Activity:
In the entries below, every line that contains "title" must be located and copied.

-=-=-=-=-

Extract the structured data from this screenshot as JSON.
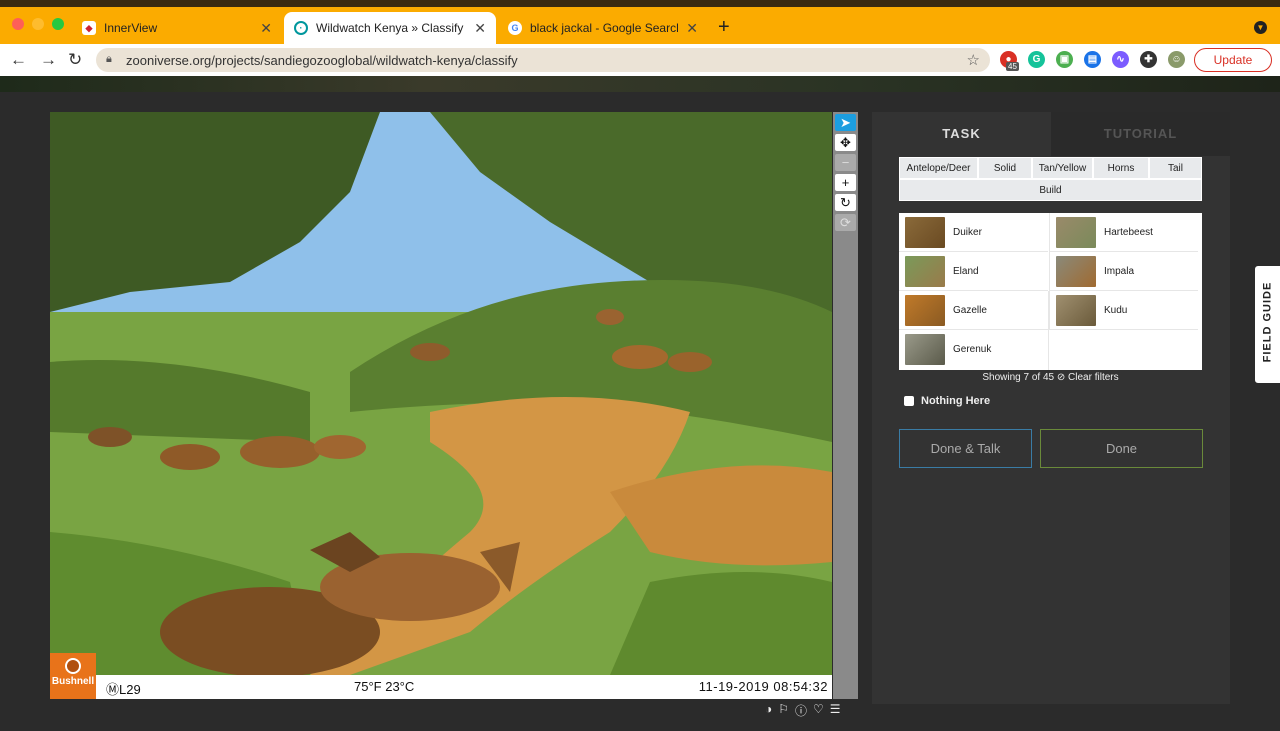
{
  "browser": {
    "tabs": [
      {
        "title": "InnerView",
        "active": false
      },
      {
        "title": "Wildwatch Kenya » Classify —",
        "active": true
      },
      {
        "title": "black jackal - Google Search",
        "active": false
      }
    ],
    "url": "zooniverse.org/projects/sandiegozooglobal/wildwatch-kenya/classify",
    "extension_badge": "45",
    "update_label": "Update",
    "new_tab": "+"
  },
  "subject": {
    "brand": "Bushnell",
    "camera_id": "ⓂL29",
    "temperature": "75°F 23°C",
    "timestamp": "11-19-2019 08:54:32"
  },
  "toolbar": {
    "tools": [
      "pointer-icon",
      "move-icon",
      "zoom-out-icon",
      "zoom-in-icon",
      "rotate-icon",
      "reset-icon"
    ]
  },
  "panel": {
    "tab_task": "TASK",
    "tab_tutorial": "TUTORIAL",
    "filters": {
      "row1": [
        "Antelope/Deer",
        "Solid",
        "Tan/Yellow",
        "Horns",
        "Tail"
      ],
      "row2": "Build"
    },
    "species": [
      {
        "name": "Duiker"
      },
      {
        "name": "Hartebeest"
      },
      {
        "name": "Eland"
      },
      {
        "name": "Impala"
      },
      {
        "name": "Gazelle"
      },
      {
        "name": "Kudu"
      },
      {
        "name": "Gerenuk"
      }
    ],
    "showing": "Showing 7 of 45",
    "clear_filters": "Clear filters",
    "nothing_here": "Nothing Here",
    "done_talk": "Done & Talk",
    "done": "Done"
  },
  "field_guide": "FIELD GUIDE",
  "colors": {
    "chrome": "#fbab00",
    "accent_blue": "#1c9ee0",
    "bushnell_orange": "#e8731a",
    "done_talk_border": "#3a7ca5",
    "done_border": "#6a8a3a"
  }
}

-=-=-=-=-

Expected answer:
        "title": "InnerView",
        "title": "Wildwatch Kenya » Classify —",
        "title": "black jackal - Google Search",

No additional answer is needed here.